In their petition to the Supreme Court, the plaintiffs outline that the court of appeals “applied Chevron deference in a manner that stretches that doctrine beyond its breaking point,” continuing, Chevron was never intended to be used as an “interpretation of a central element of a criminal statute,” and concluded that the lower court’s ruling “conflicts with numerous holdings of this Court, mischaracterizes the nature of Chevron deference, distorts the litigation process and the government’s prerogative regarding whether and how to exercise any implicitly delegated authority, and undermines fundamental tenets of our constitutional structure.”
On Monday (3-1-2020), the Supreme Court denied Guedes’ writ of certiorari. Unlike most denials of a writ, where the public at large does not get an indication of the court’s leanings of the case, Supreme Court Justice Neil Gorsuch released a separate statement that gave more insight into the case’s standing.
Justice Gorsuch agreed with the petitioners that the Chevron Deference had been inappropriately applied in this case, and even noted that the Trump administration had also asked the lower courts to wave it.

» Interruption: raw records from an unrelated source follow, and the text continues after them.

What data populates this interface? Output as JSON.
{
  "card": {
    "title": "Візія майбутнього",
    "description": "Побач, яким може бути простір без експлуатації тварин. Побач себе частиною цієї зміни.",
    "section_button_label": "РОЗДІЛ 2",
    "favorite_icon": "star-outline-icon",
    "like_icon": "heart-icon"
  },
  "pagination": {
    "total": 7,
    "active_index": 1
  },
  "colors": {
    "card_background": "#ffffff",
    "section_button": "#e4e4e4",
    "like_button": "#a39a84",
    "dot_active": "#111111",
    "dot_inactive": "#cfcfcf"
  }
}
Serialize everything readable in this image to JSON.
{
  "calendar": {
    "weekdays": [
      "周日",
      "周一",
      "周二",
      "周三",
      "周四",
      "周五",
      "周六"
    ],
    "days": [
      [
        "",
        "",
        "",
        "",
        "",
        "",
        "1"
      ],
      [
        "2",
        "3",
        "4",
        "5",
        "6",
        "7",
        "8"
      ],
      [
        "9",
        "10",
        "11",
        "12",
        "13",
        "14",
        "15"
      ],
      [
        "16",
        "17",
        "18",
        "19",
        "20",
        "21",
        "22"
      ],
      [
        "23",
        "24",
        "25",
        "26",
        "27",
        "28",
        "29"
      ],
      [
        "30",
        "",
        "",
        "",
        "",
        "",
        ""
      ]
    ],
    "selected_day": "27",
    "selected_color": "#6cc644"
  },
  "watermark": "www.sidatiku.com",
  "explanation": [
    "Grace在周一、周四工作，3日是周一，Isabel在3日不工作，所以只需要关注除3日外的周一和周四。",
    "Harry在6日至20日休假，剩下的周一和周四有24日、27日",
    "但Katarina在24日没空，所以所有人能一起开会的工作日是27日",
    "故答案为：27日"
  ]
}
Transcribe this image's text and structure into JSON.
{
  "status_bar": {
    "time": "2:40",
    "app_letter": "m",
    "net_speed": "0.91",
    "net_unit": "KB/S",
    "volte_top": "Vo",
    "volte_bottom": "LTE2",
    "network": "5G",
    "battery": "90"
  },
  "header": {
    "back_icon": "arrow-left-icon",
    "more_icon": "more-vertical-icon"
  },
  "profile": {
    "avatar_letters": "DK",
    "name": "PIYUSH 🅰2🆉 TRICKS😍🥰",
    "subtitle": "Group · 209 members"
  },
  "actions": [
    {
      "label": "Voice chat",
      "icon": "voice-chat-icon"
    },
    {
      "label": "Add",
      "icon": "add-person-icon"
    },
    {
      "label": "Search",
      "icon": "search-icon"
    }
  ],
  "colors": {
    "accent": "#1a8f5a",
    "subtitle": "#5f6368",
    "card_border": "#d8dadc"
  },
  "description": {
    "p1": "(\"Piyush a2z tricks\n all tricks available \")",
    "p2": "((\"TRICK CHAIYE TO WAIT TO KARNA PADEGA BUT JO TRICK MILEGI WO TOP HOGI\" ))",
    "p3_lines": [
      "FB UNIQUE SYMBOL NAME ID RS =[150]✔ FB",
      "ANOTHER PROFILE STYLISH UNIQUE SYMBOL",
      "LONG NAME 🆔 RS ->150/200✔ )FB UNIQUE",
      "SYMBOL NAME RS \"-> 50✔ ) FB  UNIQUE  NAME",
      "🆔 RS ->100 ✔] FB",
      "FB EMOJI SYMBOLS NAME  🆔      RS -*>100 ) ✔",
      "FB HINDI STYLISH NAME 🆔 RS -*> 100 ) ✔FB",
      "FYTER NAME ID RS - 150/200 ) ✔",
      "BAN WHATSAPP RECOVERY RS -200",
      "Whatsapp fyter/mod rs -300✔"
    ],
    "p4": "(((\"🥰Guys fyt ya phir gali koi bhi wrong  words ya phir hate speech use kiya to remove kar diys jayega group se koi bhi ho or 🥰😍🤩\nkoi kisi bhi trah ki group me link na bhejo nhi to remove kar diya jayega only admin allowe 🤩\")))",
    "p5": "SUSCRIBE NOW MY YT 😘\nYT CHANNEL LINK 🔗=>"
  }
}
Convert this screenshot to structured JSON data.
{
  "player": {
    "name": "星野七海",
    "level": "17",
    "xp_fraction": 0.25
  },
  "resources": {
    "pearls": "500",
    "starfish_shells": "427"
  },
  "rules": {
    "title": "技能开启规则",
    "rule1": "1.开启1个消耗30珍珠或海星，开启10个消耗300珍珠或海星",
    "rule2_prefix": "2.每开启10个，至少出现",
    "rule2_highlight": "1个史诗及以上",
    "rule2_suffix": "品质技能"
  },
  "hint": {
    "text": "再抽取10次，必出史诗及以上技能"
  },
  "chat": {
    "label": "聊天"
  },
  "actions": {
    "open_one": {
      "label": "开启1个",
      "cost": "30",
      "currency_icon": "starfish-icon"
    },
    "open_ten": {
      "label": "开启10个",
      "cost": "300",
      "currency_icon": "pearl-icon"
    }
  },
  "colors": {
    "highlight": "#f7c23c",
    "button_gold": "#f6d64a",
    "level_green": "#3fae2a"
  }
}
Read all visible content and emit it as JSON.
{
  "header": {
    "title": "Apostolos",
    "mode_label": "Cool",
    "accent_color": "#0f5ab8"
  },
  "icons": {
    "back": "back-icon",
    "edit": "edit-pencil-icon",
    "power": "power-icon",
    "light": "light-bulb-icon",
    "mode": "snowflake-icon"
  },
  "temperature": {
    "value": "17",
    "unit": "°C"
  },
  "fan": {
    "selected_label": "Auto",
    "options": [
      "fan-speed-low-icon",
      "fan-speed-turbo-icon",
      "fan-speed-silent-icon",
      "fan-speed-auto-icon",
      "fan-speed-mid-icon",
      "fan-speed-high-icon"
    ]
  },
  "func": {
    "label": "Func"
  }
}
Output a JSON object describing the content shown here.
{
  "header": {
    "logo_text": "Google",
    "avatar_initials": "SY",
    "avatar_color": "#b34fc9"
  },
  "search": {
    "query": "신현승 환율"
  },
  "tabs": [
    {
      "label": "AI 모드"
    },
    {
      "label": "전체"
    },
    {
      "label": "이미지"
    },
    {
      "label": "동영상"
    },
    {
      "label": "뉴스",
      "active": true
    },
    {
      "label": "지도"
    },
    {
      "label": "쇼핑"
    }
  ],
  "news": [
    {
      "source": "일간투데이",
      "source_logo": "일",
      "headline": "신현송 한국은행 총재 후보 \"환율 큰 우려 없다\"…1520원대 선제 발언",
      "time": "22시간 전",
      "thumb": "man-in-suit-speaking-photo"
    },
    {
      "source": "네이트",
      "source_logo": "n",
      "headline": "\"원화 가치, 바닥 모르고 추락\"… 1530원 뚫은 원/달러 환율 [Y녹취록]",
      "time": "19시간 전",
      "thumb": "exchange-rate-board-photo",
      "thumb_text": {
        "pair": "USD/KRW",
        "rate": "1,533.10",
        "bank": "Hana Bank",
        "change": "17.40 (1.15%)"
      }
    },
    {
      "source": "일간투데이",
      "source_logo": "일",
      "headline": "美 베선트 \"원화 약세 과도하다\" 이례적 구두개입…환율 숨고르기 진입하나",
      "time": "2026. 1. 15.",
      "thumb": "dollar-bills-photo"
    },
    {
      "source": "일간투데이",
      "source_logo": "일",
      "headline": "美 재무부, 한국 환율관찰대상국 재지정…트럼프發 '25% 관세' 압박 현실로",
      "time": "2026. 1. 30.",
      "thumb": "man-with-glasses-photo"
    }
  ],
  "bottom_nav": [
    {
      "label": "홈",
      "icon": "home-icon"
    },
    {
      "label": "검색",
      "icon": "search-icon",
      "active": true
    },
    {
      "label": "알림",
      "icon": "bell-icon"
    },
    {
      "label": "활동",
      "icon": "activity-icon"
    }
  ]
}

“The executive branch and affected citizens asked the court to do what courts usually do in statutory interpretation disputes: supply its best independent judgment about what the law means,” Justice Gorsuch remarked. “But, instead of deciding the case the old-fashioned way, the court placed an uninvited thumb on the scale in favor of the government.”
The justice went on to raise skepticism of the appropriateness in deferring to the government’s interpretation of the law in this case.
“The law hasn’t changed; only an agency’s interpretation of it. And these days it sometimes seems agencies change their statutory interpretations almost as often as elections change administrations… Why should courts, charged with the independent and neutral interpretation of the laws Congress has enacted, defer to such bureaucratic pirouetting?”
Ultimately the justice sided with his colleagues that the court should wait to hear the case, noting that multiple lower courts are currently dealing with the prohibition.
“Before deciding whether to weigh in, we would benefit from hearing their considered judgments — provided, of course, that they are not afflicted with the same problems. But waiting should not be mistaken for lack of concern,” Gorsuch concluded.
Editor’s note: This article was written by Michael Johnson Jr.